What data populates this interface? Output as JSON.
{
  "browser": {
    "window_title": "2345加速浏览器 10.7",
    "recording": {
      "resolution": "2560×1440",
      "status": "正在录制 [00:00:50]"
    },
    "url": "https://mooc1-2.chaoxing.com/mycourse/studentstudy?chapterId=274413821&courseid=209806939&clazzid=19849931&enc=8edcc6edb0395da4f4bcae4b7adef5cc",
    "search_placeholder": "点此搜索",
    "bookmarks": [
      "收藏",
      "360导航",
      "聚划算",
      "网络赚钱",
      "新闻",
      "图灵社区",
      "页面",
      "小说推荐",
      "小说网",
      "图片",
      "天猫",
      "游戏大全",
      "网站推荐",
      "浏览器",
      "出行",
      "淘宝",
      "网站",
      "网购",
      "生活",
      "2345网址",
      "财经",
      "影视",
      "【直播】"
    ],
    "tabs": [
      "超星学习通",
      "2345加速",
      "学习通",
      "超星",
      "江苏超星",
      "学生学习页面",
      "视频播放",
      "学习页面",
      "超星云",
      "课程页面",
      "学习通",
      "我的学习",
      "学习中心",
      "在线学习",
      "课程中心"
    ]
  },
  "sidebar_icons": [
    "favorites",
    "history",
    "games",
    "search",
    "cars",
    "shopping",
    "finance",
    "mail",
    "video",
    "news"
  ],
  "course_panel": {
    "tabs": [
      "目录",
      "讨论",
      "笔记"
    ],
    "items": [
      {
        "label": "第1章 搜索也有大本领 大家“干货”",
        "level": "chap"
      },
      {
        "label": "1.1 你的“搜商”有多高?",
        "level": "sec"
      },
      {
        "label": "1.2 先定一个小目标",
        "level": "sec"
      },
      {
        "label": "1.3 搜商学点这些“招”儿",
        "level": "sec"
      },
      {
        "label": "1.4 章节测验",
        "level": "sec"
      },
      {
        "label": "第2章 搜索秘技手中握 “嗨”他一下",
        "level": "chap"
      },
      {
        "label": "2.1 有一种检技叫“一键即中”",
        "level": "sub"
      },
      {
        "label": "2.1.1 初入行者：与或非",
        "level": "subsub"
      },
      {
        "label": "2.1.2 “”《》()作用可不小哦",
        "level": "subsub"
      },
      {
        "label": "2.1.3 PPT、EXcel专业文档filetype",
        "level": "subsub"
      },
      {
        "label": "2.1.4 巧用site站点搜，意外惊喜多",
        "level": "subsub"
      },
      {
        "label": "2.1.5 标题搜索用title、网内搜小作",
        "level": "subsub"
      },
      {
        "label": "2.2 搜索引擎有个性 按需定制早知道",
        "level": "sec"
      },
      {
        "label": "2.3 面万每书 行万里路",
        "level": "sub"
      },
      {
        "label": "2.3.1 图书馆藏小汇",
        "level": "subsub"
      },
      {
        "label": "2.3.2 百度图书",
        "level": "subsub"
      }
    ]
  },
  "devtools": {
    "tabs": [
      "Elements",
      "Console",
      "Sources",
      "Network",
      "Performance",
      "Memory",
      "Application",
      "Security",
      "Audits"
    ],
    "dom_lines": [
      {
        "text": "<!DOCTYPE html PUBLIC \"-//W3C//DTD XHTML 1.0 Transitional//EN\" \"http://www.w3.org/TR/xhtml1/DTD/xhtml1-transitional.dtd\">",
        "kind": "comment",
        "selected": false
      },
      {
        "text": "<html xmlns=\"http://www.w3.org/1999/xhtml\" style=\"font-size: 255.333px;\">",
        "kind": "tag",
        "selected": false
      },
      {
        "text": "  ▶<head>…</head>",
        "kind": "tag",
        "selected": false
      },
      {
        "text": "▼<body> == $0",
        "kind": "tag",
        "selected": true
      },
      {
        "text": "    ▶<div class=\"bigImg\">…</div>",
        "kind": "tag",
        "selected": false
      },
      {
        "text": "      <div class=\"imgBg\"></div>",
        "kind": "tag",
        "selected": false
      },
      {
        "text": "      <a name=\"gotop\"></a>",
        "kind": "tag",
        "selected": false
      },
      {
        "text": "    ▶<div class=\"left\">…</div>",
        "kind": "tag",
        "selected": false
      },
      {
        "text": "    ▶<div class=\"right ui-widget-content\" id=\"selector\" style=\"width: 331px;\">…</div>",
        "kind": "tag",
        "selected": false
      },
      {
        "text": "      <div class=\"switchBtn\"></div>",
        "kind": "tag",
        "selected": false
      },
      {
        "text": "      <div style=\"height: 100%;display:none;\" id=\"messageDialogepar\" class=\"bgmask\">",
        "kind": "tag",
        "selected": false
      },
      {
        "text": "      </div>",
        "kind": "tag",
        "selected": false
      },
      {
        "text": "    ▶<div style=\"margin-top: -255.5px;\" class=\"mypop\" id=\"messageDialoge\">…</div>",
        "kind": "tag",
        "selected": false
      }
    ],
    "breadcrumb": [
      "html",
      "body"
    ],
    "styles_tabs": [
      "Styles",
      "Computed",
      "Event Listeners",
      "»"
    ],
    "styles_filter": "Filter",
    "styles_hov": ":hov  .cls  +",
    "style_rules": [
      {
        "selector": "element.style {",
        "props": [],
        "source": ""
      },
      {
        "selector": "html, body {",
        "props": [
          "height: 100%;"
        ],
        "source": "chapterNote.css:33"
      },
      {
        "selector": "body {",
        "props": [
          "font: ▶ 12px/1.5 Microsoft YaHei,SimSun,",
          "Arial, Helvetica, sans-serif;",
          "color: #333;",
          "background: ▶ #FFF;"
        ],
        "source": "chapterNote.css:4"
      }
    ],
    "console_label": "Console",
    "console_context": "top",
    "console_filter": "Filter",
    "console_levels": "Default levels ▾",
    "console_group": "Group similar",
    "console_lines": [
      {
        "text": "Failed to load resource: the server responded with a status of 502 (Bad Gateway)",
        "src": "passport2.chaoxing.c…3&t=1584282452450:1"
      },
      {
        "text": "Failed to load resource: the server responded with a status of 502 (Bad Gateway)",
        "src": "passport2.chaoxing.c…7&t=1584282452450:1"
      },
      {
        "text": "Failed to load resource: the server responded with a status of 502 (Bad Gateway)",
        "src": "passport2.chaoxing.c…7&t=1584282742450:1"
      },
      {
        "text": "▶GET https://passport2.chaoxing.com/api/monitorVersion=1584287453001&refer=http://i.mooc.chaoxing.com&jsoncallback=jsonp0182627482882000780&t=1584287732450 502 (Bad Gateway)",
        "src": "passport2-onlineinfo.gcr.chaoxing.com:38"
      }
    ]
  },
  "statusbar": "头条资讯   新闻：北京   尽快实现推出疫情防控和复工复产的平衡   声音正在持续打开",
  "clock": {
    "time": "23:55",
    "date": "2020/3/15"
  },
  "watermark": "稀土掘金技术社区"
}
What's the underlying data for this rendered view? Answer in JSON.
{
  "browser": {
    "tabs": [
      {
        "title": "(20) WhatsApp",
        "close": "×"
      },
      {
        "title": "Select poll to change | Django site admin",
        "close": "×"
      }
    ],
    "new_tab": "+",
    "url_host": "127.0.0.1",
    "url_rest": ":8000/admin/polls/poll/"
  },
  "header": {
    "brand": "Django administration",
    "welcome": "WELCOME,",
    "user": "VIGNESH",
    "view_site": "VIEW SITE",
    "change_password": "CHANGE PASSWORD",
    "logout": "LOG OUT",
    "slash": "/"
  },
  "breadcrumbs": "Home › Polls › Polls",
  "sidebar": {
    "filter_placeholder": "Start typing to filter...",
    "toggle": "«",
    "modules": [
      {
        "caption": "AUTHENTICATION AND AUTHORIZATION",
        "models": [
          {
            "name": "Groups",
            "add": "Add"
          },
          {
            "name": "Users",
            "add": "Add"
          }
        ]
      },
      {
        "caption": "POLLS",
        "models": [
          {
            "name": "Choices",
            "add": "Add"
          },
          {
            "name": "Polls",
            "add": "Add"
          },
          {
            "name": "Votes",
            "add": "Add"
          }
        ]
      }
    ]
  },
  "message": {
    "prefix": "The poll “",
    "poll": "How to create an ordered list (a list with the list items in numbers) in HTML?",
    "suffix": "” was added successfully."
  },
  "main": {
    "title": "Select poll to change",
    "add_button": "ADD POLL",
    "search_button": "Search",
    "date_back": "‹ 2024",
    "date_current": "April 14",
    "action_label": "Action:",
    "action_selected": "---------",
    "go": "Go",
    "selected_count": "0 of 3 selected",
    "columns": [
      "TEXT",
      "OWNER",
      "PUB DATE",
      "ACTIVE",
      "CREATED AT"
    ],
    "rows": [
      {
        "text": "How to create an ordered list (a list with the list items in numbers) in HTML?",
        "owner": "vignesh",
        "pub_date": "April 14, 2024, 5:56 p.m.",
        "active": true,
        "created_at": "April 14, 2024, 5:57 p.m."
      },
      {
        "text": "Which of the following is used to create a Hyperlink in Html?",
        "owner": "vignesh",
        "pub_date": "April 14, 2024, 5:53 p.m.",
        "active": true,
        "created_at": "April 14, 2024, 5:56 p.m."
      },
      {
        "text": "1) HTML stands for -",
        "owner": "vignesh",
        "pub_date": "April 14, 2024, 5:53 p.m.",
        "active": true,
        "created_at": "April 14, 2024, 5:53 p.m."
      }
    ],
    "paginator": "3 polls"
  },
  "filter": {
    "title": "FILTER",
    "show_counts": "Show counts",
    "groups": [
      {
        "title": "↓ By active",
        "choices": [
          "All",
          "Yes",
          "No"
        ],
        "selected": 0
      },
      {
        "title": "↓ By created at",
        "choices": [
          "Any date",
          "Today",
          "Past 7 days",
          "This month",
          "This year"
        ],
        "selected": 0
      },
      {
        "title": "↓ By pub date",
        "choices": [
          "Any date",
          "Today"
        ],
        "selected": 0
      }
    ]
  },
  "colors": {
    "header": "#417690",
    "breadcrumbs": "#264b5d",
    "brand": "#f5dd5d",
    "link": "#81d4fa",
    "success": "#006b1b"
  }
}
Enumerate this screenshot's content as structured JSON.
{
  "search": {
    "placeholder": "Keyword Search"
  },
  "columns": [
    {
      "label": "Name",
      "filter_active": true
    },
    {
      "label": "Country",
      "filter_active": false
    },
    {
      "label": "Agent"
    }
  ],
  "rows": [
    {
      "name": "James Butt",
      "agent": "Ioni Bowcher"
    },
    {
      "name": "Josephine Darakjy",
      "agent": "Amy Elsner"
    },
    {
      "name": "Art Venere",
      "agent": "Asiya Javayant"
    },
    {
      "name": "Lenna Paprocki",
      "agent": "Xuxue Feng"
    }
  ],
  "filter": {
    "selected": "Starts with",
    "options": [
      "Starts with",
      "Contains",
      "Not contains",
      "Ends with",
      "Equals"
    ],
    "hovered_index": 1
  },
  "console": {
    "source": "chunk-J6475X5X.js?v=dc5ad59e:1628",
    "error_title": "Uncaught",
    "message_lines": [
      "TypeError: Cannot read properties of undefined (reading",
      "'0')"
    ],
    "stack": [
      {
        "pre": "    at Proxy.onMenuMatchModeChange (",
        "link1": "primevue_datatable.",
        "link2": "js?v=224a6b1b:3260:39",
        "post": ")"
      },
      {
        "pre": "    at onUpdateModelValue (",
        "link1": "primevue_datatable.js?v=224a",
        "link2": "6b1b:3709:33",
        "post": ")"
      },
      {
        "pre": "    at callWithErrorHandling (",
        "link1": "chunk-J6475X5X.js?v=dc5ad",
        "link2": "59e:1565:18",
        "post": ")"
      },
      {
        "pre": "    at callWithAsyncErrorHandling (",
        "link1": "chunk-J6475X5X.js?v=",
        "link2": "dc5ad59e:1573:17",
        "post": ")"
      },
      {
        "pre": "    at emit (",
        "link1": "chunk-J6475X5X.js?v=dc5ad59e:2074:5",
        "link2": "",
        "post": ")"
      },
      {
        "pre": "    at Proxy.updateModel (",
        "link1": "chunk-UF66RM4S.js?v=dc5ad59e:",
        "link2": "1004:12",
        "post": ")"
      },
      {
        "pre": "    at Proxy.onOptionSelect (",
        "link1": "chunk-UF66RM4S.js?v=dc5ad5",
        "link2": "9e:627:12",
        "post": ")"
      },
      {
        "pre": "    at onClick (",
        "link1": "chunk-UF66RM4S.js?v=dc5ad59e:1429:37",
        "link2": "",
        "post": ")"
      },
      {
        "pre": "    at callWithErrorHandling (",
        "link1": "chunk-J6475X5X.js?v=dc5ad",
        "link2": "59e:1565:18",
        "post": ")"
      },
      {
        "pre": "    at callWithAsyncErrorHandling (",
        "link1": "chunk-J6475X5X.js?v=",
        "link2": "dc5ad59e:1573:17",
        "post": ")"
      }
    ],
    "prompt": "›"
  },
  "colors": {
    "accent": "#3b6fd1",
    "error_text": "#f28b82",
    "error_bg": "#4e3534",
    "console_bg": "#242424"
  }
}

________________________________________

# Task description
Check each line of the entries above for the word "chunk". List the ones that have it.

# Solution below
    "source": "chunk-J6475X5X.js?v=dc5ad59e:1628",
        "link1": "chunk-J6475X5X.js?v=dc5ad",
        "link1": "chunk-J6475X5X.js?v=",
        "link1": "chunk-J6475X5X.js?v=dc5ad59e:2074:5",
        "link1": "chunk-UF66RM4S.js?v=dc5ad59e:",
        "link1": "chunk-UF66RM4S.js?v=dc5ad5",
        "link1": "chunk-UF66RM4S.js?v=dc5ad59e:1429:37",
        "link1": "chunk-J6475X5X.js?v=dc5ad",
        "link1": "chunk-J6475X5X.js?v=",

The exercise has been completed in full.